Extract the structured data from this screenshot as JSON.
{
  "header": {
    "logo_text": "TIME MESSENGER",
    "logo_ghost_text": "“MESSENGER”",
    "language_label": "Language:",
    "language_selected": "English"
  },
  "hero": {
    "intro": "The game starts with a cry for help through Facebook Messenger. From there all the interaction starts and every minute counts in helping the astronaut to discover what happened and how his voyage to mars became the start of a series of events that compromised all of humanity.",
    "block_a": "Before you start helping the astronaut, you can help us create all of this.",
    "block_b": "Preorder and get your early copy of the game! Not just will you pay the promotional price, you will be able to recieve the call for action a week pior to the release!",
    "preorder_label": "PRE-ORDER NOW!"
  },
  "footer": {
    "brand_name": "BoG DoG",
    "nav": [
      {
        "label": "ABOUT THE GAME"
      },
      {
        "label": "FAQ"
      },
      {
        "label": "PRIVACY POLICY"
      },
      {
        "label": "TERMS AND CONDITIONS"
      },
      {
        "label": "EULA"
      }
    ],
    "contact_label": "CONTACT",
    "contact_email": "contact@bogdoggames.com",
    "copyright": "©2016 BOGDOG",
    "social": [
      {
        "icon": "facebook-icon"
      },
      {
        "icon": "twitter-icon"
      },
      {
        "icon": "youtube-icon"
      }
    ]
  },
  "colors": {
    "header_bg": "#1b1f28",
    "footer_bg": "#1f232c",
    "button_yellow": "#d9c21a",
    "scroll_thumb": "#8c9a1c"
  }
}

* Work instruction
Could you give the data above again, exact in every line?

* Task output
Extract the structured data from this screenshot as JSON.
{
  "header": {
    "logo_text": "TIME MESSENGER",
    "logo_ghost_text": "“MESSENGER”",
    "language_label": "Language:",
    "language_selected": "English"
  },
  "hero": {
    "intro": "The game starts with a cry for help through Facebook Messenger. From there all the interaction starts and every minute counts in helping the astronaut to discover what happened and how his voyage to mars became the start of a series of events that compromised all of humanity.",
    "block_a": "Before you start helping the astronaut, you can help us create all of this.",
    "block_b": "Preorder and get your early copy of the game! Not just will you pay the promotional price, you will be able to recieve the call for action a week pior to the release!",
    "preorder_label": "PRE-ORDER NOW!"
  },
  "footer": {
    "brand_name": "BoG DoG",
    "nav": [
      {
        "label": "ABOUT THE GAME"
      },
      {
        "label": "FAQ"
      },
      {
        "label": "PRIVACY POLICY"
      },
      {
        "label": "TERMS AND CONDITIONS"
      },
      {
        "label": "EULA"
      }
    ],
    "contact_label": "CONTACT",
    "contact_email": "contact@bogdoggames.com",
    "copyright": "©2016 BOGDOG",
    "social": [
      {
        "icon": "facebook-icon"
      },
      {
        "icon": "twitter-icon"
      },
      {
        "icon": "youtube-icon"
      }
    ]
  },
  "colors": {
    "header_bg": "#1b1f28",
    "footer_bg": "#1f232c",
    "button_yellow": "#d9c21a",
    "scroll_thumb": "#8c9a1c"
  }
}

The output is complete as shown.